**WHAT TO WORK ON:** Please, could you print all the lines below exactly, leaving out the pictures?

*** INFORMATION SHOWN ***

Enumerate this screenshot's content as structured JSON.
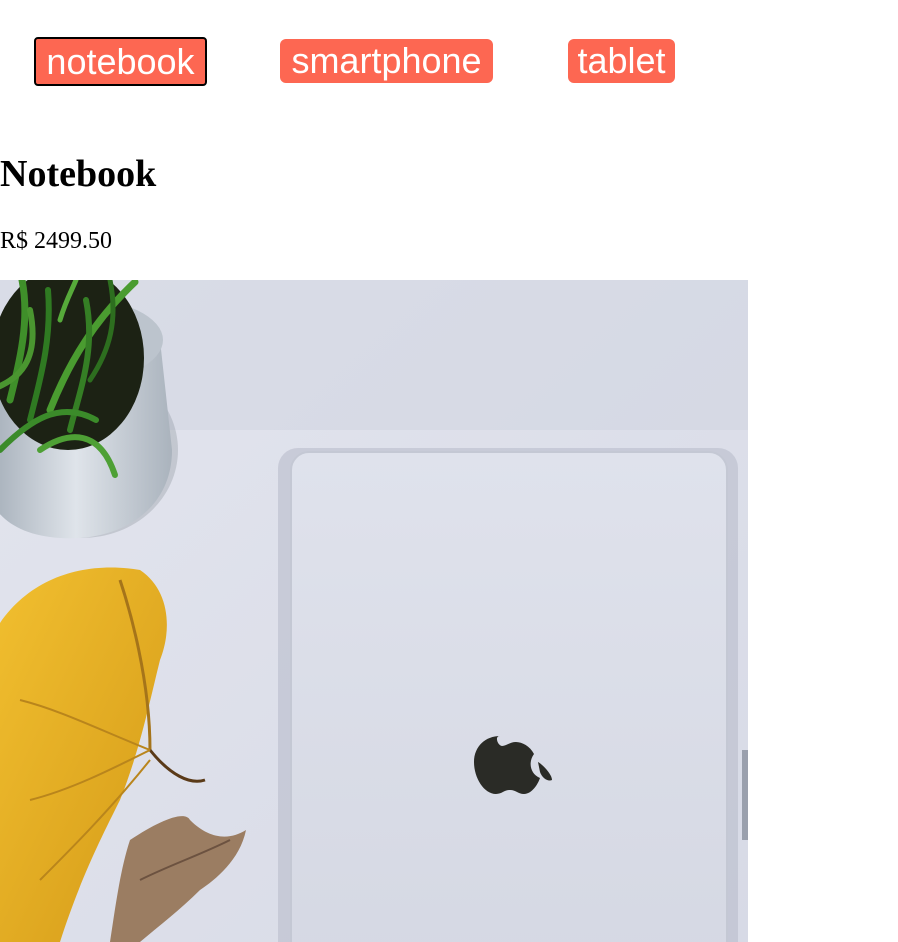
{
  "nav": {
    "buttons": [
      {
        "label": "notebook",
        "active": true
      },
      {
        "label": "smartphone",
        "active": false
      },
      {
        "label": "tablet",
        "active": false
      }
    ]
  },
  "product": {
    "title": "Notebook",
    "price": "R$ 2499.50",
    "image_icon": "laptop-photo"
  },
  "colors": {
    "button_bg": "#fd6752",
    "button_text": "#ffffff",
    "active_outline": "#000000"
  }
}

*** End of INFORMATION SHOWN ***

**TASK RESULT:**
Enumerate this screenshot's content as structured JSON.
{
  "nav": {
    "buttons": [
      {
        "label": "notebook",
        "active": true
      },
      {
        "label": "smartphone",
        "active": false
      },
      {
        "label": "tablet",
        "active": false
      }
    ]
  },
  "product": {
    "title": "Notebook",
    "price": "R$ 2499.50",
    "image_icon": "laptop-photo"
  },
  "colors": {
    "button_bg": "#fd6752",
    "button_text": "#ffffff",
    "active_outline": "#000000"
  }
}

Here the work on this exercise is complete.